TASK INSTRUCTIONS |
When a line below holds the string "我的收藏", show that line.

MATERIAL FOR THIS TASK |
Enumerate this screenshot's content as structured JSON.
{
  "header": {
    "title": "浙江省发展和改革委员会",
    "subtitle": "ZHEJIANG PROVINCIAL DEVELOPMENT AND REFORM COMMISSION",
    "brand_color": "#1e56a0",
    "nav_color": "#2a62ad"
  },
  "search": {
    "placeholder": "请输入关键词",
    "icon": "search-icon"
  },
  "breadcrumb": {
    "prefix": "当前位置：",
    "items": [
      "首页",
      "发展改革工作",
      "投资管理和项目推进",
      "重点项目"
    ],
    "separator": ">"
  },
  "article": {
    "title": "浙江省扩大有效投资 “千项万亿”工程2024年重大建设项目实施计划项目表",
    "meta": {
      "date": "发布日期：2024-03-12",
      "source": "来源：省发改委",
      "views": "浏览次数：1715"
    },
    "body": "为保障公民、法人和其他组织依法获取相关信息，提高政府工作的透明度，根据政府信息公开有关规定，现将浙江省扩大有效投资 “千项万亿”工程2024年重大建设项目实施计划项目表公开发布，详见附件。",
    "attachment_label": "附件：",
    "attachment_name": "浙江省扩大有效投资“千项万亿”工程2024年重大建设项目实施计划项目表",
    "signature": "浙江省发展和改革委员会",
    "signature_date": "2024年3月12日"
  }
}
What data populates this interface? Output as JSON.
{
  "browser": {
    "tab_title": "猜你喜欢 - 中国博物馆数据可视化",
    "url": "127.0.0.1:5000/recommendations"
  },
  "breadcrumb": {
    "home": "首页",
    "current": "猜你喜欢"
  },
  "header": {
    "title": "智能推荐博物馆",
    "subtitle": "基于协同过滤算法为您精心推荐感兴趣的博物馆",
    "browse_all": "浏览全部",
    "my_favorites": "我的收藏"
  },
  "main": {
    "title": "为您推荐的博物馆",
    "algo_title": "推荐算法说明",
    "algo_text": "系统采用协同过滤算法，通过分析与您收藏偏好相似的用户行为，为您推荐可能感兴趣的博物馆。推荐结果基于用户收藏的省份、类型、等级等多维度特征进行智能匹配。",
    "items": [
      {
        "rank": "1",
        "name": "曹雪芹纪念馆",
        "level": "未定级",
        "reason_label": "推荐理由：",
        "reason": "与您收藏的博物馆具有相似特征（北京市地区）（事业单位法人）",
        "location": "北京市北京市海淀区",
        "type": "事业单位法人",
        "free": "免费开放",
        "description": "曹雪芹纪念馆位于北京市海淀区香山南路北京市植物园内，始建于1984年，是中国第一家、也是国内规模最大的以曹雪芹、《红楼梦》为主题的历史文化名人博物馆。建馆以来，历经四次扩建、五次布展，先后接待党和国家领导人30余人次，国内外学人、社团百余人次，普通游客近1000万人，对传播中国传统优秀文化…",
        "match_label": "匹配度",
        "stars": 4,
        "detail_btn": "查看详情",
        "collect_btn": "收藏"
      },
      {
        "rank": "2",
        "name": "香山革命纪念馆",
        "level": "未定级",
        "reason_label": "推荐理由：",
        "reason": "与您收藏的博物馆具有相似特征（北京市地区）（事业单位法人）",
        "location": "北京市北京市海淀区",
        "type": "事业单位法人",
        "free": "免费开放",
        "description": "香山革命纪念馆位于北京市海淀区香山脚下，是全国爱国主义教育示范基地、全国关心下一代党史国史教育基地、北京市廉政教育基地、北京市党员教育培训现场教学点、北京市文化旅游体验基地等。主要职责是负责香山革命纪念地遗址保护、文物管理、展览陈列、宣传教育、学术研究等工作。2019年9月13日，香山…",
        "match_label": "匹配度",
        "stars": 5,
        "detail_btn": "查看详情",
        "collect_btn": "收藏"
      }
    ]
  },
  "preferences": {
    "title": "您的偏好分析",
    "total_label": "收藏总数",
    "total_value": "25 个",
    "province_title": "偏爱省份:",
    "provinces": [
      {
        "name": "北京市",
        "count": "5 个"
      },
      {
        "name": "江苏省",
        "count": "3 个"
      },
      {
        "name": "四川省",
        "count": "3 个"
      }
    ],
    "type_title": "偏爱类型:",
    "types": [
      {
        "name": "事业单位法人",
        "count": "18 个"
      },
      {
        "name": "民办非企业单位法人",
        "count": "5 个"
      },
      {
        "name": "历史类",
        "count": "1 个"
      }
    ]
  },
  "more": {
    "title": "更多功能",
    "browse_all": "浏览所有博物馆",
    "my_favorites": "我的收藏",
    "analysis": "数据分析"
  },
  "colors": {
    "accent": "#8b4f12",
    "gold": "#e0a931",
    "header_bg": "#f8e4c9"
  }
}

SOLUTION FOR THIS PROBLEM |
    "my_favorites": "我的收藏"
    "my_favorites": "我的收藏",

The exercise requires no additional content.